Directions
For each line in the data below, write an exact copy.

Available data
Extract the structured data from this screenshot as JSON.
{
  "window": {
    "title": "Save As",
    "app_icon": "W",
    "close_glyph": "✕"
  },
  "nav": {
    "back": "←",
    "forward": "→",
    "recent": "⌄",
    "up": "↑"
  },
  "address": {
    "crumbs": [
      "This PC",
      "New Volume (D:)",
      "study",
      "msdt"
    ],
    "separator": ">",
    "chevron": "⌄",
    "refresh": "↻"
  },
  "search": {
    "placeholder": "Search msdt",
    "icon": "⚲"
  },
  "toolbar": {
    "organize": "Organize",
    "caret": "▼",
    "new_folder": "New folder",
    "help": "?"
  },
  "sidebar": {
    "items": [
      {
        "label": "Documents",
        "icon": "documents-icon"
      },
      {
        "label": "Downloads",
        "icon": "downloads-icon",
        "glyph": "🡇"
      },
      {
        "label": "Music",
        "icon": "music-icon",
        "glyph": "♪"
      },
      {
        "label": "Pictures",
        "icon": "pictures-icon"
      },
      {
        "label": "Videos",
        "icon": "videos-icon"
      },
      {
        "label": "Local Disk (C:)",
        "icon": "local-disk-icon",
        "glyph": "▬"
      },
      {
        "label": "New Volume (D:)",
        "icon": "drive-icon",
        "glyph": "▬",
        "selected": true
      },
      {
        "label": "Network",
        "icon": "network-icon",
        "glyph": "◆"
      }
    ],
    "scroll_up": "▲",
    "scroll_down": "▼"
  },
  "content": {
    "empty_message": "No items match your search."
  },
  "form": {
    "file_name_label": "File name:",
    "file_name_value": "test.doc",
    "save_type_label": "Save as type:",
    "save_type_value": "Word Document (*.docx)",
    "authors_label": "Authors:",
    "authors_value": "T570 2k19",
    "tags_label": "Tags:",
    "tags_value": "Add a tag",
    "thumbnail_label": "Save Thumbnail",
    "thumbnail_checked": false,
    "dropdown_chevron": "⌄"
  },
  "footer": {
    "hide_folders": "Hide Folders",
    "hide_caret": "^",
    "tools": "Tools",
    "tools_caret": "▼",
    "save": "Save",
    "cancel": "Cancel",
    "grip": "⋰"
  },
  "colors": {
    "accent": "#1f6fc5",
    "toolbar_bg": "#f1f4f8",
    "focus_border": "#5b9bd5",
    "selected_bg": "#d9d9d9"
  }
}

Solution
Extract the structured data from this screenshot as JSON.
{
  "window": {
    "title": "Save As",
    "app_icon": "W",
    "close_glyph": "✕"
  },
  "nav": {
    "back": "←",
    "forward": "→",
    "recent": "⌄",
    "up": "↑"
  },
  "address": {
    "crumbs": [
      "This PC",
      "New Volume (D:)",
      "study",
      "msdt"
    ],
    "separator": ">",
    "chevron": "⌄",
    "refresh": "↻"
  },
  "search": {
    "placeholder": "Search msdt",
    "icon": "⚲"
  },
  "toolbar": {
    "organize": "Organize",
    "caret": "▼",
    "new_folder": "New folder",
    "help": "?"
  },
  "sidebar": {
    "items": [
      {
        "label": "Documents",
        "icon": "documents-icon"
      },
      {
        "label": "Downloads",
        "icon": "downloads-icon",
        "glyph": "🡇"
      },
      {
        "label": "Music",
        "icon": "music-icon",
        "glyph": "♪"
      },
      {
        "label": "Pictures",
        "icon": "pictures-icon"
      },
      {
        "label": "Videos",
        "icon": "videos-icon"
      },
      {
        "label": "Local Disk (C:)",
        "icon": "local-disk-icon",
        "glyph": "▬"
      },
      {
        "label": "New Volume (D:)",
        "icon": "drive-icon",
        "glyph": "▬",
        "selected": true
      },
      {
        "label": "Network",
        "icon": "network-icon",
        "glyph": "◆"
      }
    ],
    "scroll_up": "▲",
    "scroll_down": "▼"
  },
  "content": {
    "empty_message": "No items match your search."
  },
  "form": {
    "file_name_label": "File name:",
    "file_name_value": "test.doc",
    "save_type_label": "Save as type:",
    "save_type_value": "Word Document (*.docx)",
    "authors_label": "Authors:",
    "authors_value": "T570 2k19",
    "tags_label": "Tags:",
    "tags_value": "Add a tag",
    "thumbnail_label": "Save Thumbnail",
    "thumbnail_checked": false,
    "dropdown_chevron": "⌄"
  },
  "footer": {
    "hide_folders": "Hide Folders",
    "hide_caret": "^",
    "tools": "Tools",
    "tools_caret": "▼",
    "save": "Save",
    "cancel": "Cancel",
    "grip": "⋰"
  },
  "colors": {
    "accent": "#1f6fc5",
    "toolbar_bg": "#f1f4f8",
    "focus_border": "#5b9bd5",
    "selected_bg": "#d9d9d9"
  }
}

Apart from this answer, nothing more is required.